Vol. 28, No.12

March 18, 2004


Club Lido, all that jazz


Logo of Club Lido

Promotional brochure for Club Lido, 1935. Joe Bell Scrapbook, University Archives, 2.p13a.

Club Lido was a popular upscale nightclub at 1258 Stanley St. with a very active and ever-changing program of beautifully staged cabaret floorshows featuring dancers, novelty acts, and singers.

Club Lido prided itself on having beautiful facilities, modern air conditioning, with fine dining. It offered a large selection of cocktails, fizzes, sours, mixed drinks, and cordials that were popular in the 1930s.

The exterior marquee was a distinctive landmark, and it remains so to this day. The site would later be taken over by Chez Paris, another very popular Montreal nightclub, and it is currently the Chez Paree, a strip club and casino.

Photo of Jazz dancers

Publicity photograph of the Kramer Dancers, ca 1945. The dedication reads: To Al Palmer with best wishes, The Kramer Dancers, and the photo is by Gaby of Montreal (Al Palmer Fonds, Concordia University Archives, P-084-02-01).

Running concurrently with the Beder show is Montreal Jazz + Clubs, an exhibition of rare photos and memorabilia from the same era, all from the unique collection of Montreal jazz history materials in the Concordia Archives and curated by Archivist Nancy Marrelli. They are in the mini-gallery behind the main gallery space.

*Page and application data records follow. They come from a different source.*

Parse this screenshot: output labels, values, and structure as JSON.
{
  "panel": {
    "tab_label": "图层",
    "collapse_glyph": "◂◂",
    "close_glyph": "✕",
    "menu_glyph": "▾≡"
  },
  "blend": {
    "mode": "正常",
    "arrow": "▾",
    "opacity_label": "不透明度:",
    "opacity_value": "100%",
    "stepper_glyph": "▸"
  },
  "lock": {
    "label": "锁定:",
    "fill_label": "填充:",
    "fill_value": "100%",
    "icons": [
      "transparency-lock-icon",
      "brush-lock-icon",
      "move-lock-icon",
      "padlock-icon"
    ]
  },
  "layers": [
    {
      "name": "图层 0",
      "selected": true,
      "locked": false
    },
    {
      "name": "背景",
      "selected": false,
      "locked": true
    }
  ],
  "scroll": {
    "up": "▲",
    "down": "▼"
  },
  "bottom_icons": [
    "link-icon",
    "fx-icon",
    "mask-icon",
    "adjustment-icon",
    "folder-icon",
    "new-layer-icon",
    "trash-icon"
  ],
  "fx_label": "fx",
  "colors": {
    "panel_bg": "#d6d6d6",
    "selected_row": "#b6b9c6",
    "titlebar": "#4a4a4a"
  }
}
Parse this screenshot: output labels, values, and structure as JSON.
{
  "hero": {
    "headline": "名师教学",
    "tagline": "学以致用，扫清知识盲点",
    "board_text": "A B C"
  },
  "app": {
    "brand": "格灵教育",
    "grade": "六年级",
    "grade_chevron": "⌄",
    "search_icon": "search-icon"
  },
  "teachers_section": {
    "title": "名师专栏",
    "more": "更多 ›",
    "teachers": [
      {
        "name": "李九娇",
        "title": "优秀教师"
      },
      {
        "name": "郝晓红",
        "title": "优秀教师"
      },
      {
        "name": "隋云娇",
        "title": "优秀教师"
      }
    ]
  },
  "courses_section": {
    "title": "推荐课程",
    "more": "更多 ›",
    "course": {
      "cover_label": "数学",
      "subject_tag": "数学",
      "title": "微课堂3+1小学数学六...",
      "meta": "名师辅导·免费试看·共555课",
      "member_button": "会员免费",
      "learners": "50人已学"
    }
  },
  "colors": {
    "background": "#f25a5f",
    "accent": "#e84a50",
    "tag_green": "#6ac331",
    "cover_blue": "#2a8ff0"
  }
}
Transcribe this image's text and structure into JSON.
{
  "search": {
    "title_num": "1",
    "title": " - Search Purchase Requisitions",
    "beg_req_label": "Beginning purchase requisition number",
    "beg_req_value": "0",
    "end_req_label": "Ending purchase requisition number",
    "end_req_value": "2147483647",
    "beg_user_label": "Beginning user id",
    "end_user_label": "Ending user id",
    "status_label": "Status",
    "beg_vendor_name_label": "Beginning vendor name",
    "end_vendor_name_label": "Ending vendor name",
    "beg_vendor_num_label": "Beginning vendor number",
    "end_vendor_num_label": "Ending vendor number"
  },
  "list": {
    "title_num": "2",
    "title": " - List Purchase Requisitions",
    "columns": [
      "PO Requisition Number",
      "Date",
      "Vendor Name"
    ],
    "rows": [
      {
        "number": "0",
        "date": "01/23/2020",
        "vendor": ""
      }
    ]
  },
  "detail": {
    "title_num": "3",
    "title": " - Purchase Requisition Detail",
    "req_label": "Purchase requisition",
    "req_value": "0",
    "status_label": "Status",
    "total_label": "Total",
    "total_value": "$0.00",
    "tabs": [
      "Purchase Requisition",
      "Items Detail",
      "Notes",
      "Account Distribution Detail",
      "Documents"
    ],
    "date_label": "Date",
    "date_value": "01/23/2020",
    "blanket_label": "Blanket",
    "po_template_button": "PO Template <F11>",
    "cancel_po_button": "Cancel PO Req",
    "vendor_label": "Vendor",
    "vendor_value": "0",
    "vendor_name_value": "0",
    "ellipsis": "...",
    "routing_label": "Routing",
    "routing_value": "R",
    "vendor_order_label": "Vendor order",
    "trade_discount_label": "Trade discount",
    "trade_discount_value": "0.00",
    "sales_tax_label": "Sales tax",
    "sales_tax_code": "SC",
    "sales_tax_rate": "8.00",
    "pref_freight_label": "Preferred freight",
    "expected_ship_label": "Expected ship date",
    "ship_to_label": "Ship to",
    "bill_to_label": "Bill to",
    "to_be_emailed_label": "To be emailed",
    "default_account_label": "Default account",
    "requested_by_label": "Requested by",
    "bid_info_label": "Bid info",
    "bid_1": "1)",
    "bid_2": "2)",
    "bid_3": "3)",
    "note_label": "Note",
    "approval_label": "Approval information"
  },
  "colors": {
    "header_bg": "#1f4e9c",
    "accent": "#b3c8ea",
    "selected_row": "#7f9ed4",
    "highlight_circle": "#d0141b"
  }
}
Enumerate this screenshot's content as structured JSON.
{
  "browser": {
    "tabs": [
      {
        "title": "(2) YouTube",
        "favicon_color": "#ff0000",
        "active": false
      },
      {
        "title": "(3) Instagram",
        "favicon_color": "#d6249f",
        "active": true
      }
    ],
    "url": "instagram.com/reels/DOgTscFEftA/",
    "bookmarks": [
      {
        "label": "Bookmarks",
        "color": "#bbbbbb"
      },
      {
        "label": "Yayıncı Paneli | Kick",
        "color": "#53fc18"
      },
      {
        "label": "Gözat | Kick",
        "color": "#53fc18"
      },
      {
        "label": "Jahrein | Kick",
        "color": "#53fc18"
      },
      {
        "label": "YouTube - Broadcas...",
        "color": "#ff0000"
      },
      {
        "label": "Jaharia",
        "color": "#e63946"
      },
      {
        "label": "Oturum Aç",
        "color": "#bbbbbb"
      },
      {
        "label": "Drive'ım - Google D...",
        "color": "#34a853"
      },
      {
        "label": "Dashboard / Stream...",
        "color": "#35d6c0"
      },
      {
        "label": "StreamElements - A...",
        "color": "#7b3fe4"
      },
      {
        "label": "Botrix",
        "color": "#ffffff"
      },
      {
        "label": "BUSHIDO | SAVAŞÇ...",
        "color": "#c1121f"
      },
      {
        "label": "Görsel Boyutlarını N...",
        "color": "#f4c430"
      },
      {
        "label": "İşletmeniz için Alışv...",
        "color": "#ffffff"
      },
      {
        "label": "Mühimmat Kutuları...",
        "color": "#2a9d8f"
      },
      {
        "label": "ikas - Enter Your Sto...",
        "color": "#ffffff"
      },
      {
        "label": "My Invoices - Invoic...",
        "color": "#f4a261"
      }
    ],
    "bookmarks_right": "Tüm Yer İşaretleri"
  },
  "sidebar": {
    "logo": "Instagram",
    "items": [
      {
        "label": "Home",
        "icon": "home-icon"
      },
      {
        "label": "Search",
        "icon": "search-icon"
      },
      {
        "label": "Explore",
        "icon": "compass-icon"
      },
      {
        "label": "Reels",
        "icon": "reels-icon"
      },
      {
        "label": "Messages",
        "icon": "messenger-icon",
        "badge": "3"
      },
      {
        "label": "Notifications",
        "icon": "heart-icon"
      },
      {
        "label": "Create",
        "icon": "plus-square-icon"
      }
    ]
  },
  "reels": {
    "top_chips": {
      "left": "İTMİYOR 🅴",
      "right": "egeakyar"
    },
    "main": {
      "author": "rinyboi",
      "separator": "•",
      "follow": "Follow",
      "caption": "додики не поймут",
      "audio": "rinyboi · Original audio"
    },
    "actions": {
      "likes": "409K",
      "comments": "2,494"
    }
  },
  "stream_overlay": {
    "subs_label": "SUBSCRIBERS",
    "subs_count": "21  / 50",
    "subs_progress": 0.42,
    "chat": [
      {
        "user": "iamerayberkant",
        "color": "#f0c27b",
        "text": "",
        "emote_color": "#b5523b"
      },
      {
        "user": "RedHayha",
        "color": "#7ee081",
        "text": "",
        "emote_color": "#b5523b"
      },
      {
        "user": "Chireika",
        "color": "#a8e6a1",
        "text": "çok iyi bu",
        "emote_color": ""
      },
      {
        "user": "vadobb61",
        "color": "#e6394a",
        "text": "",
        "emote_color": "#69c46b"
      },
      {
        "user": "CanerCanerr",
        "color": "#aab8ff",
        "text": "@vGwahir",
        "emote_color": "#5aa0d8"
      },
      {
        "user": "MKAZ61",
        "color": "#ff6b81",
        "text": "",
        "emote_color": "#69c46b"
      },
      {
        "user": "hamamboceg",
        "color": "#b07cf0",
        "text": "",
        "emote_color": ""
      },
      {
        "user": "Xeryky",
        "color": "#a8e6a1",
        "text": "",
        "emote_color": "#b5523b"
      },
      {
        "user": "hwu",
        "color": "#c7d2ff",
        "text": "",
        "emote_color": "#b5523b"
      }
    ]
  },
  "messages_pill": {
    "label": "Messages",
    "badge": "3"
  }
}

The photo at right illustrates the typical styles of the dancers who appeared in floorshows and as featured performers in Montreal nightclubs in the 1940s. The photograph is one of the publicity photos found in the files of journalist Al Palmer, documenting Montreal nightlife beginning in the 1940s.

Al Palmer (1913-1971) was a police reporter, columnist, and writer-about-town who wrote for the Montreal Herald and the Montreal Gazette. He also wrote for magazines and published two books. From 1947 to 1969 Al Palmer wrote gossipy and colourful columns that chronicle the Montreal after dark.

Shirley O'Neil Marchessault donated Al Palmer’s files to the Concordia University Archives in 1993. The files comprise scrapbooks containing all his published columns and articles, brochures and his research, as well as over 300 photographs, many of them publicity photographs provided by entertainers visiting or performing in Montreal. Many of the photos are signed to Palmer with personal greetings.